On September 30, 2013, OSHA awarded more than $1.9 million to a former CFO of Clean Diesel Technologies, Inc. (the Company) (based in Ventura, California) who is not identified in OSHA’s press release.  This award is based on OSHA’s finding that the Company violated Section 806 of SOX by discharging the CFO in retaliation for his warning the board of directors about financial concerns raised by a proposed merger. 
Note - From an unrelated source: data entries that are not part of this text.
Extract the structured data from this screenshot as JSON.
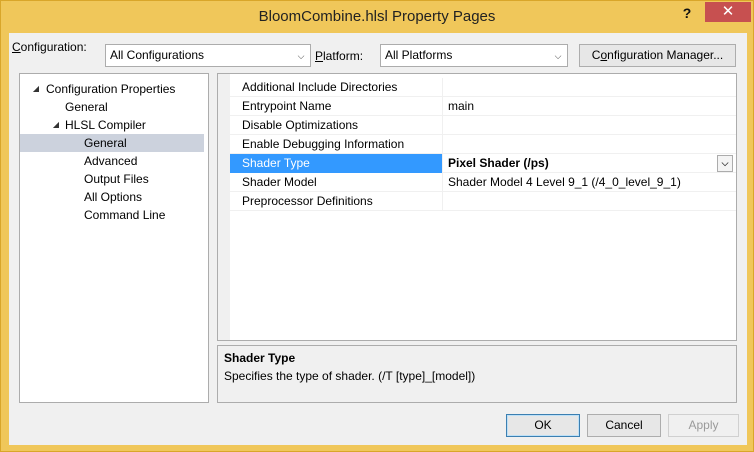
{
  "window": {
    "title": "BloomCombine.hlsl Property Pages",
    "help_label": "?",
    "close_label": "✕"
  },
  "config": {
    "configuration_label_prefix": "C",
    "configuration_label_rest": "onfiguration:",
    "configuration_value": "All Configurations",
    "platform_label_prefix": "P",
    "platform_label_rest": "latform:",
    "platform_value": "All Platforms",
    "manager_prefix": "C",
    "manager_underlined": "o",
    "manager_rest": "nfiguration Manager..."
  },
  "tree": [
    {
      "label": "Configuration Properties",
      "toggle": "◢",
      "selected": false
    },
    {
      "label": "General",
      "toggle": "",
      "selected": false
    },
    {
      "label": "HLSL Compiler",
      "toggle": "◢",
      "selected": false
    },
    {
      "label": "General",
      "toggle": "",
      "selected": true
    },
    {
      "label": "Advanced",
      "toggle": "",
      "selected": false
    },
    {
      "label": "Output Files",
      "toggle": "",
      "selected": false
    },
    {
      "label": "All Options",
      "toggle": "",
      "selected": false
    },
    {
      "label": "Command Line",
      "toggle": "",
      "selected": false
    }
  ],
  "properties": [
    {
      "name": "Additional Include Directories",
      "value": ""
    },
    {
      "name": "Entrypoint Name",
      "value": "main"
    },
    {
      "name": "Disable Optimizations",
      "value": ""
    },
    {
      "name": "Enable Debugging Information",
      "value": ""
    },
    {
      "name": "Shader Type",
      "value": "Pixel Shader (/ps)",
      "selected": true
    },
    {
      "name": "Shader Model",
      "value": "Shader Model 4 Level 9_1 (/4_0_level_9_1)"
    },
    {
      "name": "Preprocessor Definitions",
      "value": ""
    }
  ],
  "description": {
    "title": "Shader Type",
    "text": "Specifies the type of shader.  (/T [type]_[model])"
  },
  "buttons": {
    "ok": "OK",
    "cancel": "Cancel",
    "apply": "Apply"
  },
  "icons": {
    "dropdown": "chevron-down-icon",
    "expand": "tree-expanded-icon"
  },
  "colors": {
    "titlebar": "#f0c75a",
    "selection": "#3399ff",
    "close": "#c75050"
  }
}
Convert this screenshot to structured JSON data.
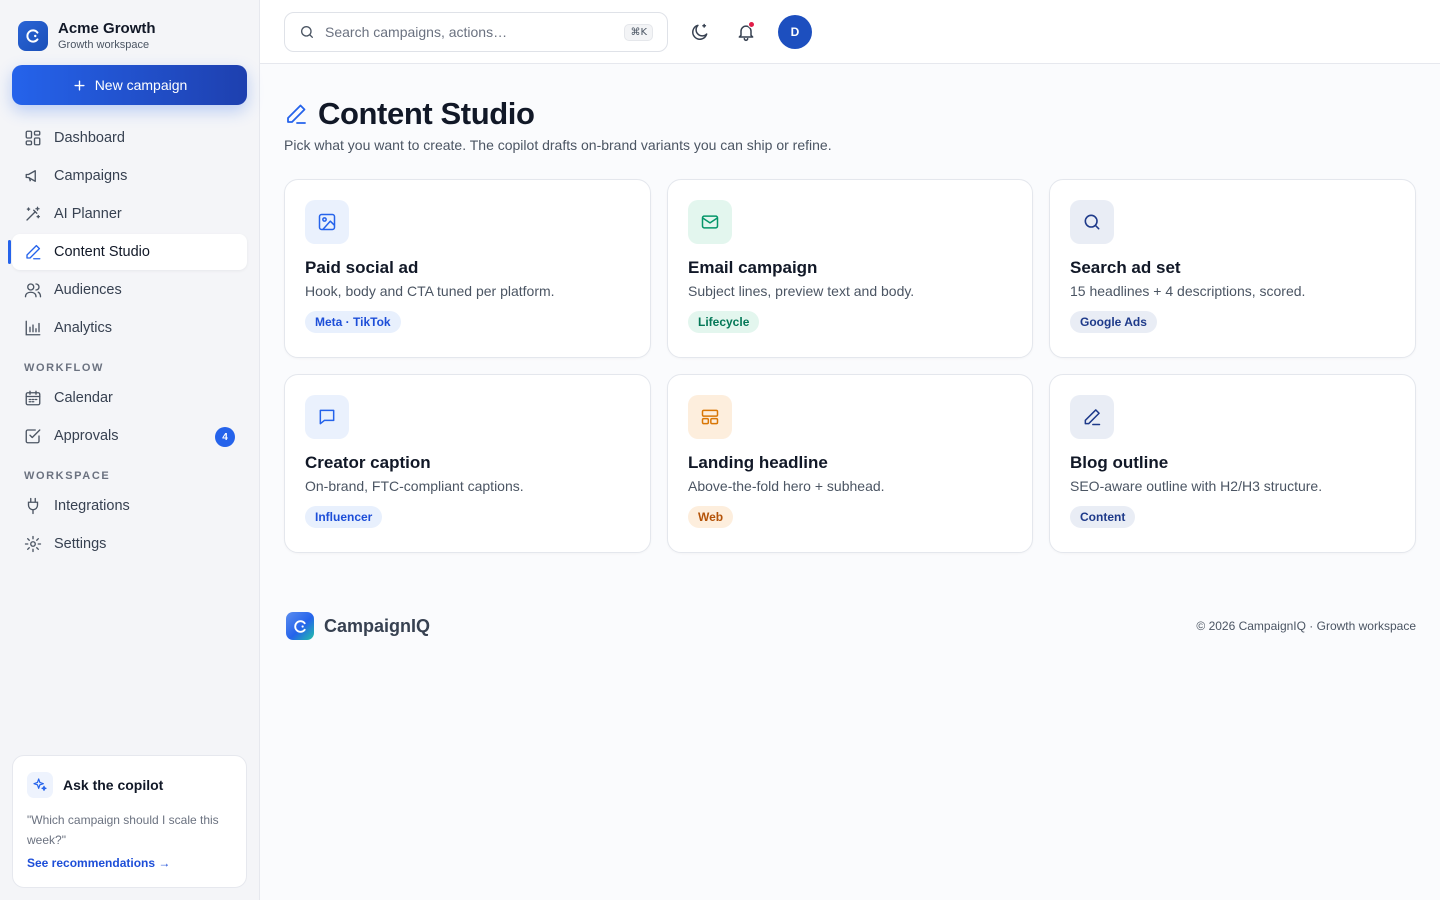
{
  "brand": {
    "name": "Acme Growth",
    "subtitle": "Growth workspace"
  },
  "sidebar": {
    "new_campaign_label": "New campaign",
    "nav": [
      {
        "label": "Dashboard",
        "icon": "dashboard-icon"
      },
      {
        "label": "Campaigns",
        "icon": "megaphone-icon"
      },
      {
        "label": "AI Planner",
        "icon": "magic-wand-icon"
      },
      {
        "label": "Content Studio",
        "icon": "pencil-icon",
        "active": true
      },
      {
        "label": "Audiences",
        "icon": "users-icon"
      },
      {
        "label": "Analytics",
        "icon": "bar-chart-icon"
      }
    ],
    "workflow_heading": "WORKFLOW",
    "workflow": [
      {
        "label": "Calendar",
        "icon": "calendar-icon"
      },
      {
        "label": "Approvals",
        "icon": "checkbox-icon",
        "badge": "4"
      }
    ],
    "workspace_heading": "WORKSPACE",
    "workspace": [
      {
        "label": "Integrations",
        "icon": "plug-icon"
      },
      {
        "label": "Settings",
        "icon": "gear-icon"
      }
    ],
    "copilot": {
      "title": "Ask the copilot",
      "quote": "\"Which campaign should I scale this week?\"",
      "link": "See recommendations →"
    }
  },
  "header": {
    "search_placeholder": "Search campaigns, actions…",
    "shortcut": "⌘K",
    "avatar_initial": "D"
  },
  "page": {
    "title": "Content Studio",
    "subtitle": "Pick what you want to create. The copilot drafts on-brand variants you can ship or refine."
  },
  "cards": [
    {
      "title": "Paid social ad",
      "desc": "Hook, body and CTA tuned per platform.",
      "tag": "Meta · TikTok",
      "icon": "image-icon",
      "accent": "#2563eb",
      "icon_bg": "#eaf1fd",
      "tag_bg": "#e8f0fd",
      "tag_color": "#1d4ed8"
    },
    {
      "title": "Email campaign",
      "desc": "Subject lines, preview text and body.",
      "tag": "Lifecycle",
      "icon": "mail-icon",
      "accent": "#059669",
      "icon_bg": "#e3f6ee",
      "tag_bg": "#e3f6ee",
      "tag_color": "#047857"
    },
    {
      "title": "Search ad set",
      "desc": "15 headlines + 4 descriptions, scored.",
      "tag": "Google Ads",
      "icon": "search-icon",
      "accent": "#1e3a8a",
      "icon_bg": "#e9edf5",
      "tag_bg": "#e9edf5",
      "tag_color": "#1e3a8a"
    },
    {
      "title": "Creator caption",
      "desc": "On-brand, FTC-compliant captions.",
      "tag": "Influencer",
      "icon": "chat-bubble-icon",
      "accent": "#2563eb",
      "icon_bg": "#eaf1fd",
      "tag_bg": "#e8f0fd",
      "tag_color": "#1d4ed8"
    },
    {
      "title": "Landing headline",
      "desc": "Above-the-fold hero + subhead.",
      "tag": "Web",
      "icon": "layout-icon",
      "accent": "#d97706",
      "icon_bg": "#fdeedd",
      "tag_bg": "#fdeedd",
      "tag_color": "#b45309"
    },
    {
      "title": "Blog outline",
      "desc": "SEO-aware outline with H2/H3 structure.",
      "tag": "Content",
      "icon": "pencil-icon",
      "accent": "#1e3a8a",
      "icon_bg": "#e9edf5",
      "tag_bg": "#e9edf5",
      "tag_color": "#1e3a8a"
    }
  ],
  "footer": {
    "logo_name": "CampaignIQ",
    "copyright": "© 2026 CampaignIQ · Growth workspace"
  }
}
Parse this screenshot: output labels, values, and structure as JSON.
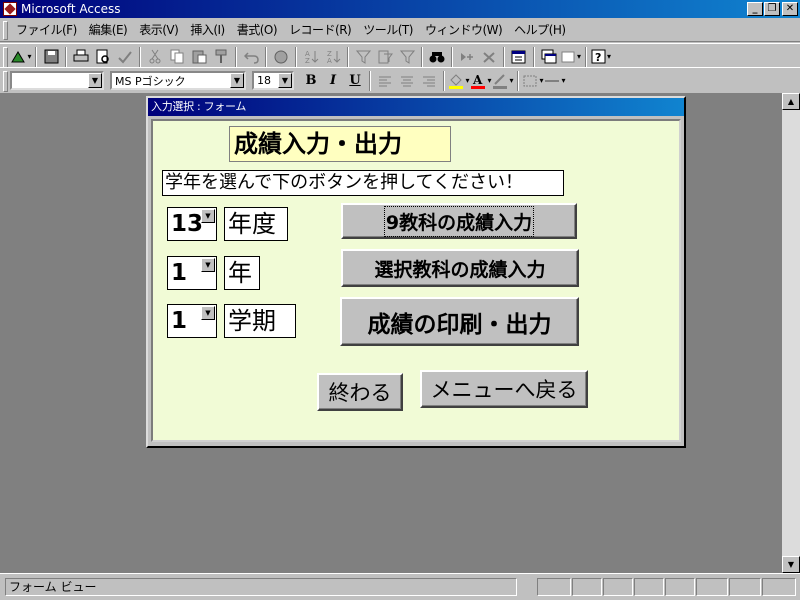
{
  "window": {
    "title": "Microsoft Access",
    "controls": {
      "minimize": "_",
      "maximize": "❐",
      "close": "✕"
    }
  },
  "menu": [
    {
      "label": "ファイル(F)"
    },
    {
      "label": "編集(E)"
    },
    {
      "label": "表示(V)"
    },
    {
      "label": "挿入(I)"
    },
    {
      "label": "書式(O)"
    },
    {
      "label": "レコード(R)"
    },
    {
      "label": "ツール(T)"
    },
    {
      "label": "ウィンドウ(W)"
    },
    {
      "label": "ヘルプ(H)"
    }
  ],
  "toolbar_format": {
    "object_combo": "",
    "font_name": "MS Pゴシック",
    "font_size": "18",
    "bold_label": "B",
    "italic_label": "I",
    "underline_label": "U",
    "font_color_label": "A",
    "accent_colors": {
      "font_color": "#ff0000",
      "fill_color": "#ffff00"
    }
  },
  "form": {
    "window_title": "入力選択 : フォーム",
    "heading": "成績入力・出力",
    "instruction": "学年を選んで下のボタンを押してください！",
    "rows": [
      {
        "value": "13",
        "label": "年度"
      },
      {
        "value": "1",
        "label": "年"
      },
      {
        "value": "1",
        "label": "学期"
      }
    ],
    "buttons": {
      "nine_subjects": "9教科の成績入力",
      "selected_subject": "選択教科の成績入力",
      "print_output": "成績の印刷・出力",
      "finish": "終わる",
      "back_to_menu": "メニューへ戻る"
    },
    "background_color": "#f1fbd6",
    "heading_color": "#ffffc0"
  },
  "status": {
    "text": "フォーム ビュー"
  }
}
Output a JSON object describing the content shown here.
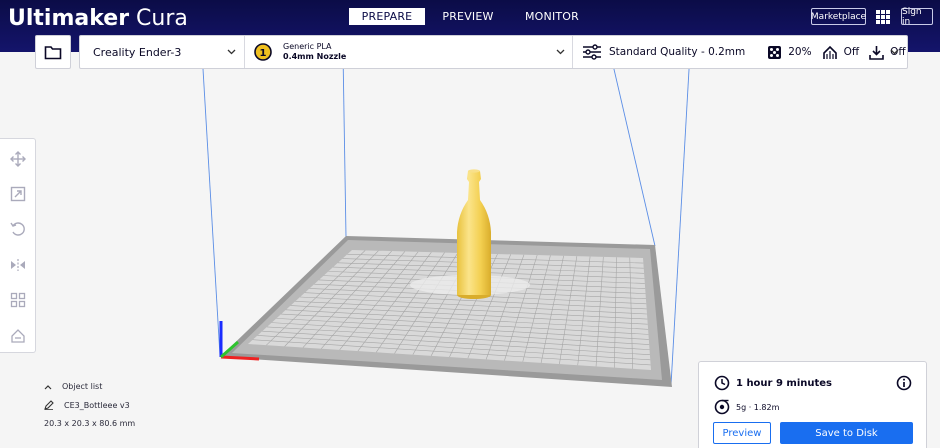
{
  "app": {
    "brand_bold": "Ultimaker",
    "brand_light": " Cura"
  },
  "header": {
    "tabs": [
      {
        "label": "PREPARE",
        "active": true
      },
      {
        "label": "PREVIEW",
        "active": false
      },
      {
        "label": "MONITOR",
        "active": false
      }
    ],
    "marketplace_label": "Marketplace",
    "signin_label": "Sign in"
  },
  "toolbar": {
    "printer": "Creality Ender-3",
    "material_badge": "1",
    "material_name": "Generic PLA",
    "nozzle": "0.4mm Nozzle",
    "quality": "Standard Quality - 0.2mm",
    "infill": "20%",
    "support": "Off",
    "adhesion": "Off"
  },
  "objects": {
    "header": "Object list",
    "name": "CE3_Bottleee v3",
    "dimensions": "20.3 x 20.3 x 80.6 mm"
  },
  "print": {
    "time": "1 hour 9 minutes",
    "material": "5g · 1.82m",
    "preview_label": "Preview",
    "save_label": "Save to Disk"
  },
  "colors": {
    "header_bg": "#0b0c47",
    "accent": "#196ef0",
    "model": "#f6d75a"
  }
}
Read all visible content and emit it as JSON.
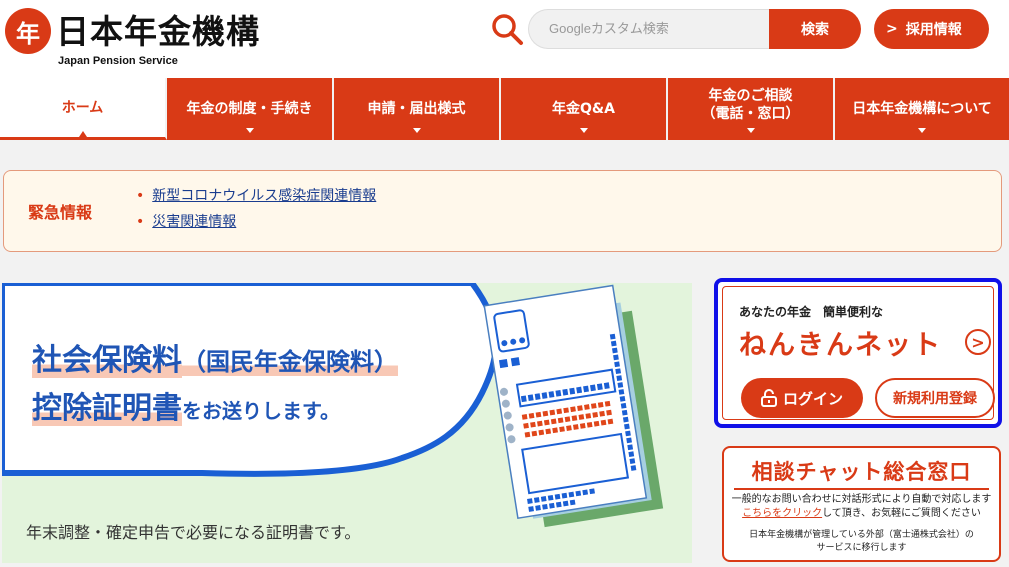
{
  "header": {
    "logo_mark": "年",
    "logo_title": "日本年金機構",
    "logo_sub": "Japan Pension Service",
    "search_placeholder": "Googleカスタム検索",
    "search_button": "検索",
    "recruit_chevron": ">",
    "recruit_label": "採用情報"
  },
  "nav": {
    "items": [
      {
        "label": "ホーム"
      },
      {
        "label": "年金の制度・手続き"
      },
      {
        "label": "申請・届出様式"
      },
      {
        "label": "年金Q&A"
      },
      {
        "label_line1": "年金のご相談",
        "label_line2": "（電話・窓口）"
      },
      {
        "label": "日本年金機構について"
      }
    ]
  },
  "alert": {
    "title": "緊急情報",
    "bullet": "•",
    "links": [
      "新型コロナウイルス感染症関連情報",
      "災害関連情報"
    ]
  },
  "banner": {
    "line1_main": "社会保険料",
    "line1_paren": "（国民年金保険料）",
    "line2_main": "控除証明書",
    "line2_rest": "をお送りします。",
    "footer": "年末調整・確定申告で必要になる証明書です。"
  },
  "nenkin_net": {
    "subtitle": "あなたの年金　簡単便利な",
    "title": "ねんきんネット",
    "arrow": ">",
    "login": "ログイン",
    "register": "新規利用登録"
  },
  "chat": {
    "title": "相談チャット総合窓口",
    "line1": "一般的なお問い合わせに対話形式により自動で対応します",
    "link": "こちらをクリック",
    "line2_rest": "して頂き、お気軽にご質問ください",
    "note1": "日本年金機構が管理している外部（富士通株式会社）の",
    "note2": "サービスに移行します"
  },
  "colors": {
    "brand_red": "#d93a16",
    "nav_text": "#ffffff",
    "banner_blue": "#1f55b5",
    "banner_bg": "#e3f4dc",
    "highlight_border": "#1010e8"
  }
}
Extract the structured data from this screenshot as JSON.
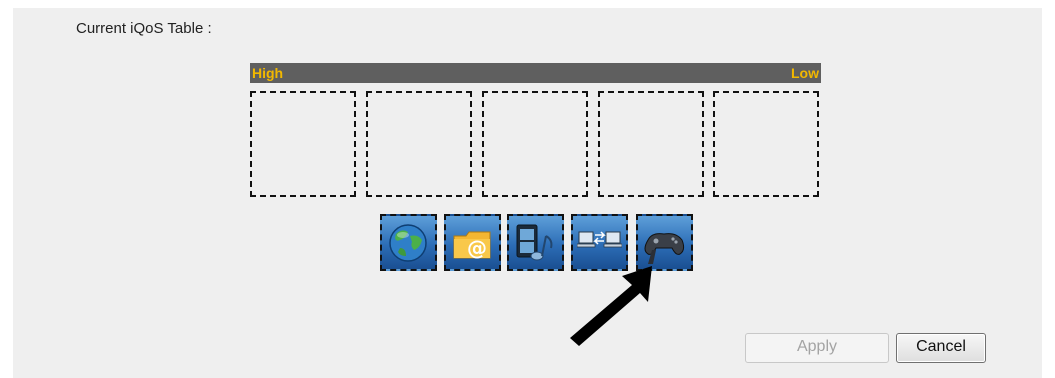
{
  "table": {
    "title": "Current iQoS Table :",
    "high_label": "High",
    "low_label": "Low"
  },
  "apps": [
    {
      "name": "web-browsing",
      "icon": "globe-icon"
    },
    {
      "name": "email",
      "icon": "email-folder-icon"
    },
    {
      "name": "media-streaming",
      "icon": "film-music-icon"
    },
    {
      "name": "file-transfer",
      "icon": "computers-transfer-icon"
    },
    {
      "name": "online-gaming",
      "icon": "gamepad-icon"
    }
  ],
  "buttons": {
    "apply_label": "Apply",
    "cancel_label": "Cancel"
  },
  "colors": {
    "panel_bg": "#efefef",
    "priority_bar_bg": "#5f5f5f",
    "priority_text": "#f2b800",
    "icon_blue": "#2c6db6"
  }
}
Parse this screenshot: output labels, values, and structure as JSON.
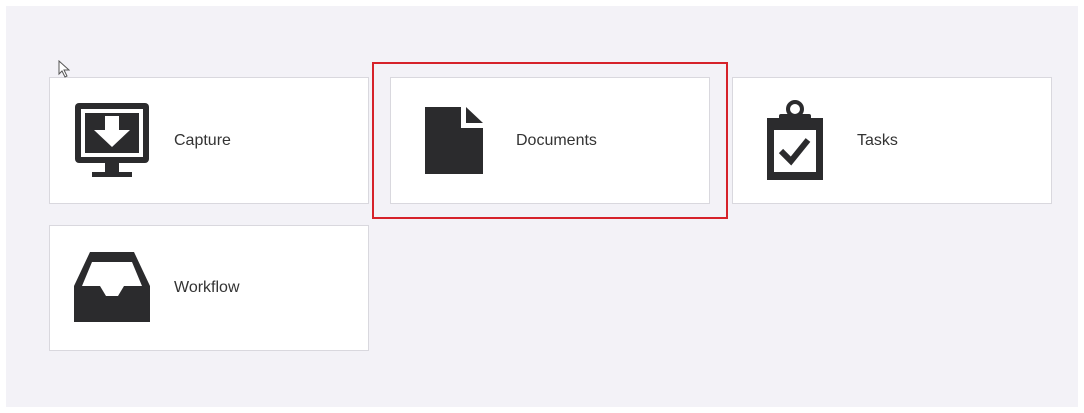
{
  "tiles": [
    {
      "label": "Capture",
      "icon": "monitor-download-icon"
    },
    {
      "label": "Documents",
      "icon": "document-icon"
    },
    {
      "label": "Tasks",
      "icon": "clipboard-check-icon"
    },
    {
      "label": "Workflow",
      "icon": "inbox-tray-icon"
    }
  ],
  "colors": {
    "background": "#f3f2f7",
    "tile": "#ffffff",
    "icon": "#2b2b2d",
    "highlight": "#d6222a"
  }
}
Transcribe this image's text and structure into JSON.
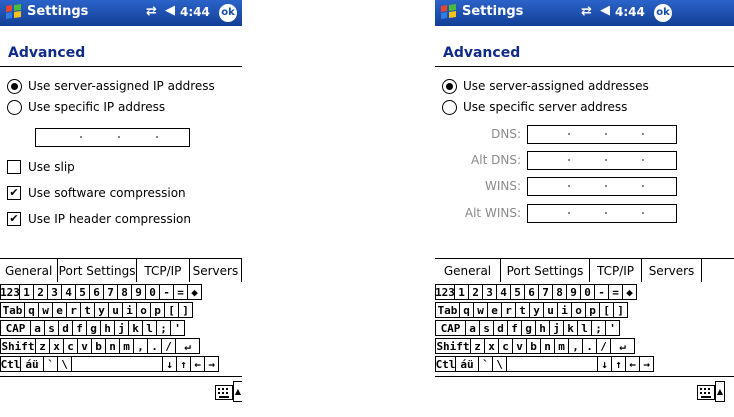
{
  "left": {
    "window": {
      "title": "Settings",
      "time": "4:44",
      "ok_label": "ok"
    },
    "section_title": "Advanced",
    "options": {
      "server_ip": "Use server-assigned IP address",
      "specific_ip": "Use specific IP address",
      "slip": "Use slip",
      "software_compression": "Use software compression",
      "ip_header_compression": "Use IP header compression"
    },
    "tabs": [
      "General",
      "Port Settings",
      "TCP/IP",
      "Servers"
    ]
  },
  "right": {
    "window": {
      "title": "Settings",
      "time": "4:44",
      "ok_label": "ok"
    },
    "section_title": "Advanced",
    "options": {
      "server_addresses": "Use server-assigned addresses",
      "specific_server": "Use specific server address"
    },
    "fields": {
      "dns": "DNS:",
      "alt_dns": "Alt DNS:",
      "wins": "WINS:",
      "alt_wins": "Alt WINS:"
    },
    "tabs": [
      "General",
      "Port Settings",
      "TCP/IP",
      "Servers"
    ]
  },
  "keyboard": {
    "row1": [
      "123",
      "1",
      "2",
      "3",
      "4",
      "5",
      "6",
      "7",
      "8",
      "9",
      "0",
      "-",
      "=",
      "◆"
    ],
    "row2": [
      "Tab",
      "q",
      "w",
      "e",
      "r",
      "t",
      "y",
      "u",
      "i",
      "o",
      "p",
      "[",
      "]"
    ],
    "row3": [
      "CAP",
      "a",
      "s",
      "d",
      "f",
      "g",
      "h",
      "j",
      "k",
      "l",
      ";",
      "'"
    ],
    "row4": [
      "Shift",
      "z",
      "x",
      "c",
      "v",
      "b",
      "n",
      "m",
      ",",
      ".",
      "/",
      "↵"
    ],
    "row5": [
      "Ctl",
      "áü",
      "`",
      "\\",
      "",
      "↓",
      "↑",
      "←",
      "→"
    ]
  }
}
In late March 2010, the former CFO allegedly provided information to the Company’s board of directors based on his/her belief that there was a conflict of interest involving the chair of the board of directors.  According to OSHA, the CFO believed a proposed merger was detrimental to the Company, important financial information was withheld from board members, and the conflict of interest violated internal controls and the Company’s code of ethics.  The CFO filed a SOX whistleblower retaliation complaint with OSHA in April 2010, a week after he/she was discharged.  OSHA’s investigation found the complaint to be meritorious. 

The Relief OSHA Ordered

In its September 30 Order, OSHA ordered the Company to:

  • pay the complainant more than $486,000 in lost wages, bonuses, stock options and severance pay;
  • pay over $1.4 million in compensatory damages for pain and suffering, damage to career and professional reputation, and lost 401(k) employer matches and expenses;
  • post OSHA’s findings in a Form 8-K submission to the SEC;
  • expunge all files and computerized data systems of disciplinary actions related to the complainant’s termination;
  • post the order and a notice to workers at all Company locations and on its internal website; and
  • pay reasonable attorney’s fees.


OSHA’s press release expresses its intent to “send a clear message to publicly traded companies that silencing those who try to do the right thing as unacceptable.”  The sheer size and range of relief OSHA seeks to require through its preliminary order exposes that goal in a loud and clear way.  Query what implications including OSHA’s findings in a Form 8-K may have, and whether the Company will appeal this preliminary order.  We will keep our readers updated as events unfold.